I came across an interesting question: "Why are daily rebalanced inverse/leveraged ETFs bad for long term investing?"
Despite the topic, the answers there actually illustrated the hypothetical risk of short-term trading in leveraged ETFs (i.e. in days), closing the subject with the assumption that, if the demonstrably extremely risky short term trading continued into the future, the value of the ETF would get inevitably get eliminated.
Trying to learn more about the subject, I was surprised that these leveraged ETFs actually appear to have a strong long-term track record.
For example, one of the oldest leveraged ETFs, 2XTechnology ETF ROM was launched in February 2007, just 10 months before the Great Recession. To date, it has more than doubled the performance of Technology ETF VGT during the same period, despite having being launched just before the Great Recession: 649.54% to 317.25%. (Many other leveraged ETFs have performed much better, but they were launched after or towards the end of the Great Recession, so I didn't use them as an example.) Even in this extremely unfavorable example where people bought the leveraged ETF just before the worst recent disaster hit, the leveraged ETF eventually beat the non-leveraged ETF in the same sector by a considerable margin.
The data I found is that these investments are extremely volatile and can kill you in the short term, but in the long term they are very profitable. (I think this volatility can be easily mitigated by keeping only a small portion in leveraged ETFs, but that's another subject). This is exactly opposite to the premise that these investments can be very rewarding in the short term but in the long term they inevitably fail.

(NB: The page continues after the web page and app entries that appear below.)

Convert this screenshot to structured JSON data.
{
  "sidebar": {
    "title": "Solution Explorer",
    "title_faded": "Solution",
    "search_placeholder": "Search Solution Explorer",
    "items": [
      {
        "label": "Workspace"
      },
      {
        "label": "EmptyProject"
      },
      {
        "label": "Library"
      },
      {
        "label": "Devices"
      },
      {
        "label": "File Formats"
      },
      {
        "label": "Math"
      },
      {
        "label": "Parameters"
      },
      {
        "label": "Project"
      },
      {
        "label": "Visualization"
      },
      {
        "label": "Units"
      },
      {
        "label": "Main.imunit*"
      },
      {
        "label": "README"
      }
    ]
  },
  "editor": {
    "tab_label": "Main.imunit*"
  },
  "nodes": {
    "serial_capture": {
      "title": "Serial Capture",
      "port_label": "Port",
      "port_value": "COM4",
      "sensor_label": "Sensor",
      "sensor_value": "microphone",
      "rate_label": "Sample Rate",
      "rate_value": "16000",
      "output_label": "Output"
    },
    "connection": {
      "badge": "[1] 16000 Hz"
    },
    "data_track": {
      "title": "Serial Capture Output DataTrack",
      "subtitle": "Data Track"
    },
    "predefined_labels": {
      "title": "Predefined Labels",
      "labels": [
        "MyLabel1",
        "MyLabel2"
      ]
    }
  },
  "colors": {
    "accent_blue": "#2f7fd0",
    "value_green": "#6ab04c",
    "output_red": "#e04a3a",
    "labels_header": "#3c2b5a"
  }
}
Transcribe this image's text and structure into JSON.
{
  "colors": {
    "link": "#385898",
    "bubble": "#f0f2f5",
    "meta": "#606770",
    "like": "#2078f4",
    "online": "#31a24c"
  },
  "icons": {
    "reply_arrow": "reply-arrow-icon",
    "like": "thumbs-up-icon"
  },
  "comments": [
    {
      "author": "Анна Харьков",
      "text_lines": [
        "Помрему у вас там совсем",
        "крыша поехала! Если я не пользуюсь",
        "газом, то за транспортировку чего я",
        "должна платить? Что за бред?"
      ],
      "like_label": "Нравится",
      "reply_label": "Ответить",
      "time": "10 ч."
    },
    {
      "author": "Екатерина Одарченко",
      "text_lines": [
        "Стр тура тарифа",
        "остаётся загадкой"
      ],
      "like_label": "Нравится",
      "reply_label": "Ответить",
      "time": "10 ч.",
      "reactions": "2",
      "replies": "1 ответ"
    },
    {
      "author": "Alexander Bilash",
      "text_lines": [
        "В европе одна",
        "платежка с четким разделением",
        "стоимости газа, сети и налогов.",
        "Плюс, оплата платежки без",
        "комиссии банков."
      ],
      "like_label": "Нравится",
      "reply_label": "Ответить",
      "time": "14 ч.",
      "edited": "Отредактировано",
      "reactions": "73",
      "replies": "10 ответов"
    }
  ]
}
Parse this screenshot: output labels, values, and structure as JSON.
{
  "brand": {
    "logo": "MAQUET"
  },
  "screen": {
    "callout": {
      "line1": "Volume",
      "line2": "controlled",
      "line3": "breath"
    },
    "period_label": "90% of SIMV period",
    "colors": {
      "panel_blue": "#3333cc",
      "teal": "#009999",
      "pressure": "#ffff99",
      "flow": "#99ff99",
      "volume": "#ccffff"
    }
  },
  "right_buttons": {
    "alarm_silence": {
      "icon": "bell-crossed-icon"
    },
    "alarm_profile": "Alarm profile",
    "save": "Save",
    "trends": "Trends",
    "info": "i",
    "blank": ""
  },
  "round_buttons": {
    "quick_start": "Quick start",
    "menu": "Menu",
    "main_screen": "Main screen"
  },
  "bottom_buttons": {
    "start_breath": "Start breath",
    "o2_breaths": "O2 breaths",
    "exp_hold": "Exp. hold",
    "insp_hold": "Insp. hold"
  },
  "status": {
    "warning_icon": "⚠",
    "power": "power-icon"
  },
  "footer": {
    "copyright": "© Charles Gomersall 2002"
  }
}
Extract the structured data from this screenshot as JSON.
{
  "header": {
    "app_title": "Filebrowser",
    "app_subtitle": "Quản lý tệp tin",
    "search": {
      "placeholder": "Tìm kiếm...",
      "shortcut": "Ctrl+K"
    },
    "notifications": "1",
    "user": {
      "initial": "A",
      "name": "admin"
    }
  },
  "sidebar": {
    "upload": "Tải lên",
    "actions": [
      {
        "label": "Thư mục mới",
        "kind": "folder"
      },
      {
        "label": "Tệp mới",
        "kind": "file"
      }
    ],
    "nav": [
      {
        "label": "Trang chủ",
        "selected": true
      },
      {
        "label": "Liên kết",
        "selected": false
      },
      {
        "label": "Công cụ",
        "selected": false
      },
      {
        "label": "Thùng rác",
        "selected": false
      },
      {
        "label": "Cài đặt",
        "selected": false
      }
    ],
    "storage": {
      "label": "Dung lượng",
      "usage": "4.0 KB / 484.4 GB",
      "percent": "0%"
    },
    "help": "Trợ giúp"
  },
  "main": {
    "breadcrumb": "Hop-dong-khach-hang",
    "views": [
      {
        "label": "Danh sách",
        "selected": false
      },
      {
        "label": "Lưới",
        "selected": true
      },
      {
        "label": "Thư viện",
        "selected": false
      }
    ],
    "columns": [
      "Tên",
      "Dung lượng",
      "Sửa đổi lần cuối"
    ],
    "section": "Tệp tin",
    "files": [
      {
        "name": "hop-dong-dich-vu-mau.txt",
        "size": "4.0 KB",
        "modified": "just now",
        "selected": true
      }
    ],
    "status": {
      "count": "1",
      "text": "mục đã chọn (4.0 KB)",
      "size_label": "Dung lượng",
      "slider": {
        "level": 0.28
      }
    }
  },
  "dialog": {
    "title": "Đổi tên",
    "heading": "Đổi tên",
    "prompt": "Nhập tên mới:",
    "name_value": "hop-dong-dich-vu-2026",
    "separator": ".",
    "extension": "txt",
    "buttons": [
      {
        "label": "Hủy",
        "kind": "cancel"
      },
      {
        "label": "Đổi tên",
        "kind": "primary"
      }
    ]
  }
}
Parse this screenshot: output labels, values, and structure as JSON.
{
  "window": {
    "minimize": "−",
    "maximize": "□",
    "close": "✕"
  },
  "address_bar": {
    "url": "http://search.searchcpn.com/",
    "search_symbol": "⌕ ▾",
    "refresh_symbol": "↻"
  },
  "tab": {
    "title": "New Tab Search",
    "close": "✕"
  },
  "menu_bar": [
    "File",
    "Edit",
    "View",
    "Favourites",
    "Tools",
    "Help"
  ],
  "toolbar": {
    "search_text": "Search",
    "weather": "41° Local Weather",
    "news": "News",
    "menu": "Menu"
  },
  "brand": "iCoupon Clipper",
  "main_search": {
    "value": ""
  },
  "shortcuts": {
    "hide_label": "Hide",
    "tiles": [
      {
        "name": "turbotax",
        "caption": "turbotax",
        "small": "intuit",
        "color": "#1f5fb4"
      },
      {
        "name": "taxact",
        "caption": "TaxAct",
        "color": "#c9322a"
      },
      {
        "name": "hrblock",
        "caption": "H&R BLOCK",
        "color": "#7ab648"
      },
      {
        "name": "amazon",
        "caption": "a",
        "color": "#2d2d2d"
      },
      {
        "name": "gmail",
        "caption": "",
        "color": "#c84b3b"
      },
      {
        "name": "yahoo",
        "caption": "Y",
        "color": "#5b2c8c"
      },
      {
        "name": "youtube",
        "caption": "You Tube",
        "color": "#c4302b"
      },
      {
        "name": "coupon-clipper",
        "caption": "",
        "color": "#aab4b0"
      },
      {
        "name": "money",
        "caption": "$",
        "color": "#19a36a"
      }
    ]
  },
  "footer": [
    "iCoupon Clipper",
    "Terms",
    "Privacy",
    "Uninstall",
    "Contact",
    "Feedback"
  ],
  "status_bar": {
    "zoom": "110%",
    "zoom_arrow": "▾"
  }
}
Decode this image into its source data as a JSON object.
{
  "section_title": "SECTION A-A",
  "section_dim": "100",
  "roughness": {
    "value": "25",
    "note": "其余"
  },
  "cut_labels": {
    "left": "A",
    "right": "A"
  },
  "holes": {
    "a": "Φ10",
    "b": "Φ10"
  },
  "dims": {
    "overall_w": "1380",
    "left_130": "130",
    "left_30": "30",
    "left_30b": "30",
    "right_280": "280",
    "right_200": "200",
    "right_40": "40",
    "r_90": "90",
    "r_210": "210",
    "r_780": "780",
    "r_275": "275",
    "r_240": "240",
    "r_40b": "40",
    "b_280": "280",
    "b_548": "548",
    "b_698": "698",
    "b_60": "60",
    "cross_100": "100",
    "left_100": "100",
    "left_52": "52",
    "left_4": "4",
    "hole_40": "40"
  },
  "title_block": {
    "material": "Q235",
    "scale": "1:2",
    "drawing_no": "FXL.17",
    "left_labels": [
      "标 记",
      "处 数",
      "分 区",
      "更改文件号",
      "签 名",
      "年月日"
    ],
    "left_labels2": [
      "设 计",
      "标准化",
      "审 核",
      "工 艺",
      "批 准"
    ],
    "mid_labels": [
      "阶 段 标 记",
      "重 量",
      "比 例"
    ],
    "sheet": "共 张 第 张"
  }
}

Is there actual evidence that leveraged ETFs perform poorly in the long-term?